Bryce Canyon Lodge is the only lodge inside the park, and its operating season is April 1st to October 31st. There are several lodging options right outside the park and in nearby towns. If you have an RV there are three campgrounds with hook-ups right outside the park. These campgrounds also have tent sites, but there are better options for tent campers in Dixie National Forest.
Bryce Canyon Activities
Bryce is a great place to walk along the rim, check out a ranger talk or star gaze. The park is also a great place to go for a hike. Although most of the trails are day hikes, there are a couple of backpacking options. Private stock is allowed on park trails as well, and is a popular activity in the park. In the wintertime Bryce Canyon also has some nice trails fro snowshoeing or cross country skiing. Outside the park there are several companies that offer scenic flights, atv rides, and a great bike trail in Dixie National Forest.
Bryce Canyon Food and Drink
Inside Bryce Canyon National Park the Bryce Canyon Lodge is the only place with a restaurant, but you can also pick up food at the grocery store. Outside the park there are several restaurants to choose from as well as some small grocery stores.
Bryce Canyon Health, Safety and Hazards
Because of its elevation, propensity for storms, and open areas on the rim lightening is probably the biggest threat in the park. Sunburn is also a problem at Bryce, because the suns rays are stronger at higher elevation, and the pleasant temperatures make visitors unaware of the danger.
Bryce Canyon Culture and History

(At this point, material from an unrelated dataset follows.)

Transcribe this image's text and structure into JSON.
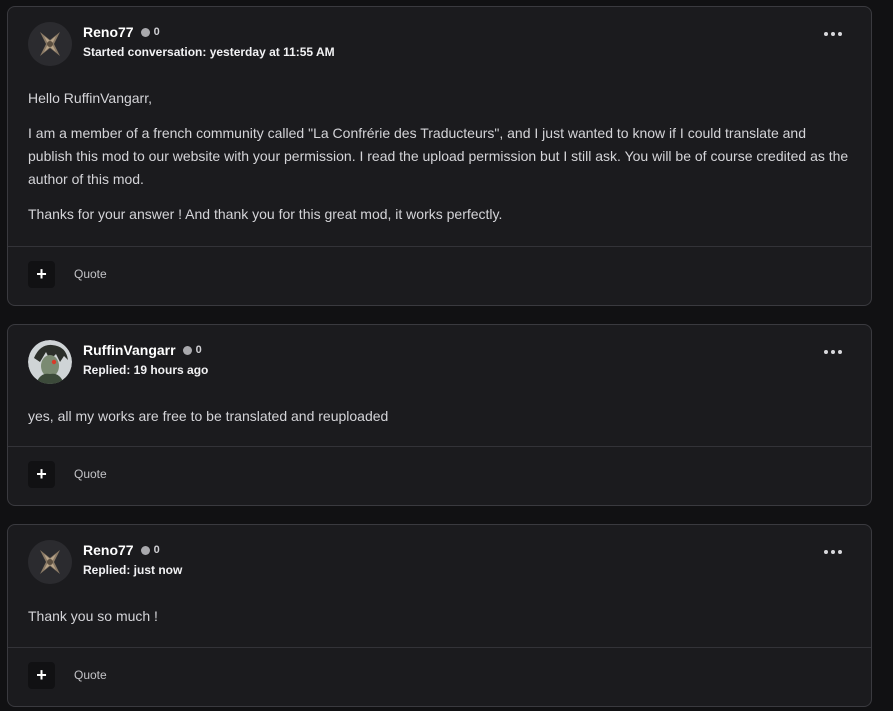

Bryce Canyon was designated a National Park in 1924, but people have been coming here for nearly 10,000 years. Unlike many other parks on the Colorado Plateau, long-term settlement has not been found in the park. The weather was just too harsh, and most ancestral people were just passing through on hunting trips, or harvesting pine nuts. Mormon pioneers built irrigation systems on the plateau for crops in the valley below, but some people might just have been visiting like people still do today.